Back in 2015 it was decided that we should create and apply tags for a bunch of functional groups. See: Should we create tags for common functional groups?
I'll be upfront about what I think: after ~2 years of having this system, I've decided I don't actually like it. Reasons:
Reactions involving multiple functional groups will easily break the five-tag limit. This is trivial, but it provided the original motivation for me to post this.
Tags are intended to connect experts with questions they can answer (source: help centre). Being an expert in the chemistry of a functional group seems implausible to me.
A functional group tag invariably ends up being applied on many questions which are fundamentally unrelated.
It's not fair for me to criticise without suggesting an alternative, so I'd suggest to use class of reactions. Many organic texts already adopt such a classification, so there is ample precedence. Two examples I like are Clayden 2ed (TOC) and Carey/Sundberg 5ed (part A TOC, part B TOC), and I could envision adopting these (with slight modification). I personally think that this addresses the three problems above in a much better fashion.
I'll give one example of why I think functional group tagging is bad.
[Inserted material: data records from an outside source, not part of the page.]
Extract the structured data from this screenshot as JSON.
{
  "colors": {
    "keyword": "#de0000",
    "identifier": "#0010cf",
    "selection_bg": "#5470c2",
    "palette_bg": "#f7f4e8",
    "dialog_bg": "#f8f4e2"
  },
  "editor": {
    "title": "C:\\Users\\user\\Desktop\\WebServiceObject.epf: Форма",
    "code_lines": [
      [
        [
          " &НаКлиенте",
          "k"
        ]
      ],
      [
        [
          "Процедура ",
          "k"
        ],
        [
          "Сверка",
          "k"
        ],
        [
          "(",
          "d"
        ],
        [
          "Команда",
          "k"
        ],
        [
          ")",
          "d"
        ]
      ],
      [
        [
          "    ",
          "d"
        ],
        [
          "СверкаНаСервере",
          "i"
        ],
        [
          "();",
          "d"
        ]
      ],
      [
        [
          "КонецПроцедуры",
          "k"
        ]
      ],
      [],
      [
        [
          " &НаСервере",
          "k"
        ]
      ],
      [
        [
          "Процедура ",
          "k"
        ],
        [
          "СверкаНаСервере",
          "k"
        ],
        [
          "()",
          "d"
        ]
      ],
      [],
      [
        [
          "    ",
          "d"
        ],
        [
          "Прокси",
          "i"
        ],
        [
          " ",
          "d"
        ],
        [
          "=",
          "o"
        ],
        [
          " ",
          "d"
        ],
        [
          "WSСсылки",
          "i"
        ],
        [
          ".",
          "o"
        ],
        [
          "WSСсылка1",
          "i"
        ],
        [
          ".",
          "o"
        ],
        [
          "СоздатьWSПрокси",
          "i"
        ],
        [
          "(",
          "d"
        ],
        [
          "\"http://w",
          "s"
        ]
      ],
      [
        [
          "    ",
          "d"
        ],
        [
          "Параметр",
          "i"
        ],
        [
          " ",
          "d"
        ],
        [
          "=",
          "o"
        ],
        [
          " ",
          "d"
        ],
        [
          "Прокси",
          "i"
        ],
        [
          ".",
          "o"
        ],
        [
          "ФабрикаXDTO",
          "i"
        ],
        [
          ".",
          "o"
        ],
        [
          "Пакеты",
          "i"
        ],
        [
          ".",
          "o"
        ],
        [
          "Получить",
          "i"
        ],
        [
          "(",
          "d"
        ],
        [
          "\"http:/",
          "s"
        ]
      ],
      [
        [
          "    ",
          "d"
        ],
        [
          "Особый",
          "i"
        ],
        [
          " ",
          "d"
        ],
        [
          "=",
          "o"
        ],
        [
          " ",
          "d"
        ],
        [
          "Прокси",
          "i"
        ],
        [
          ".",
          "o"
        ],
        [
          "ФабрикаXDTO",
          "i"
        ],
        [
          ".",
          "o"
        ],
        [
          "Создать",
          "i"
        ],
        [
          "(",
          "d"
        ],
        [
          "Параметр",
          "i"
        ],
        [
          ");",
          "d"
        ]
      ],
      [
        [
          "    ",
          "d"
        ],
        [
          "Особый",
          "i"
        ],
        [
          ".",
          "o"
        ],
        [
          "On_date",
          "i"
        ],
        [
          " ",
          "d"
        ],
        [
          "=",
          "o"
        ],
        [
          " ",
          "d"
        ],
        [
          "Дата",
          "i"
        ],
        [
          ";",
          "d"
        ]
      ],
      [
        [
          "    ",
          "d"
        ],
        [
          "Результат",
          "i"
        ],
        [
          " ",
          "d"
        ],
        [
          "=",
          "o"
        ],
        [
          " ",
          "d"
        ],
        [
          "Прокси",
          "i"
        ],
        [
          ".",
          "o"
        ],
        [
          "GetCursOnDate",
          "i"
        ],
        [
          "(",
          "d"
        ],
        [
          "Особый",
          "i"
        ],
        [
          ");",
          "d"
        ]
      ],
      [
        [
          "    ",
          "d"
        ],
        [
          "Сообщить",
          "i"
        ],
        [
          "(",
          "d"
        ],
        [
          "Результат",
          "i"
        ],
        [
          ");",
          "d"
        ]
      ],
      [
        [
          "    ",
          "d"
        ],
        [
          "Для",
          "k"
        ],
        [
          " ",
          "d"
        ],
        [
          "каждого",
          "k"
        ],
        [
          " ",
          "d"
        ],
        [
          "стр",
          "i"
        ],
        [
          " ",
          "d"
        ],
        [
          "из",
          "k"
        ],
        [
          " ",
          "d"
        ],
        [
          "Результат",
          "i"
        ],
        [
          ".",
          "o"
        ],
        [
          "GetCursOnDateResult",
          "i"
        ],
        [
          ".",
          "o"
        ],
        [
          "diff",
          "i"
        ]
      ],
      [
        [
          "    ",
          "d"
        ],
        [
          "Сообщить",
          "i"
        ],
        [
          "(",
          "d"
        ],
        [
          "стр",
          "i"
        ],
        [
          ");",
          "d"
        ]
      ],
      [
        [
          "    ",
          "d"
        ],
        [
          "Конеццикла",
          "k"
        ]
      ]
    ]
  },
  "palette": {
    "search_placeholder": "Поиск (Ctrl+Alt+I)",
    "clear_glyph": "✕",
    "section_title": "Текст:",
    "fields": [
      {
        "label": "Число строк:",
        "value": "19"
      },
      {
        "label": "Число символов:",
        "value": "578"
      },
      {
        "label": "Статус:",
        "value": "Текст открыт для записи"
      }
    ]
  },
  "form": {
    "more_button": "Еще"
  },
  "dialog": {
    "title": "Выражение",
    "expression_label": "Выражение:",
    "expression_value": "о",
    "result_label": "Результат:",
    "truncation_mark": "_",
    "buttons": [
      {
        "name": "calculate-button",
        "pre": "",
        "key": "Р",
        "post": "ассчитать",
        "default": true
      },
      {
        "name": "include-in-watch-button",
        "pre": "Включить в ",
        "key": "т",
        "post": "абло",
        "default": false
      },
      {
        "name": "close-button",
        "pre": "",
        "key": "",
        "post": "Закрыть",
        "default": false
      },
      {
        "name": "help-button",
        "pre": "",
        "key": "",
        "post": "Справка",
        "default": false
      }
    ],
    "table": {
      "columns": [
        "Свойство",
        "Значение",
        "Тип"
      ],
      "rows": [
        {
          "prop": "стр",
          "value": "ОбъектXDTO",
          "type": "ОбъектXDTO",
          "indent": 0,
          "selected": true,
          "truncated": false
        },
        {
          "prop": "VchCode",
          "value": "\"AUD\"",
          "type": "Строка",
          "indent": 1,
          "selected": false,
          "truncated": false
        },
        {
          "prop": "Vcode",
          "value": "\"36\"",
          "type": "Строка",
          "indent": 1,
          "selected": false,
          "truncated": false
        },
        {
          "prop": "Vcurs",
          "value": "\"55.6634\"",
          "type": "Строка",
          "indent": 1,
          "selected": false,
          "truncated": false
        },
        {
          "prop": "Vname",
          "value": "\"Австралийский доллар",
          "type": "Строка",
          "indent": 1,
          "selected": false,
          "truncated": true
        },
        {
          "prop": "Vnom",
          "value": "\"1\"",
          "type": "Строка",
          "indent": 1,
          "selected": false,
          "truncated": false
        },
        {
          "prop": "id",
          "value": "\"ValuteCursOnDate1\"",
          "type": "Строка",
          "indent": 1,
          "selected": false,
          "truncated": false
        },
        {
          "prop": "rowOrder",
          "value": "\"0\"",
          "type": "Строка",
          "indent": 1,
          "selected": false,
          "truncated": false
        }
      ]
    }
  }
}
I could write more, but I think one is sufficient to put the point across. Consider our current tag halides.
- I don't think I've seen anybody who claims to be an expert on halides (both inorganic and organic, mind you).
- I don't think I've seen any books exclusively on halides.
- Even if we restrict it to organic chemistry, halides have multiple modes of reactivity: substitution/elimination, Pd cross-coupling, lithium-halogen exchange, ...
- Fundamentally these are not conceptually related to each other and it is hard to imagine that anybody would be interested in all of these at the same time.
- Hence, the tag halides is not successful in linking people to content that they are interested in. From a student's point of view, he is not keen on learning all reactions of halides at one go; the same can be said of the expert, who is not keen on reading through a mishmash of questions.
- Instead, I'd propose having one tag for substitution+elimination (as these two processes often compete with one another) and one tag for cross-couplings. Lithium-halogen exchange can probably be covered under organometallic chem.
n.b. I wouldn't necessarily want to scrap all of them, though. For example, I think that heterocyclic-compounds should be retained, since heterocyclic chemistry is traditionally taught as a subfield of organic chemistry, and it does not have the problems described above for halides. However, I would prefer renaming it to heterocyclic-chemistry to reflect the overall philosophy.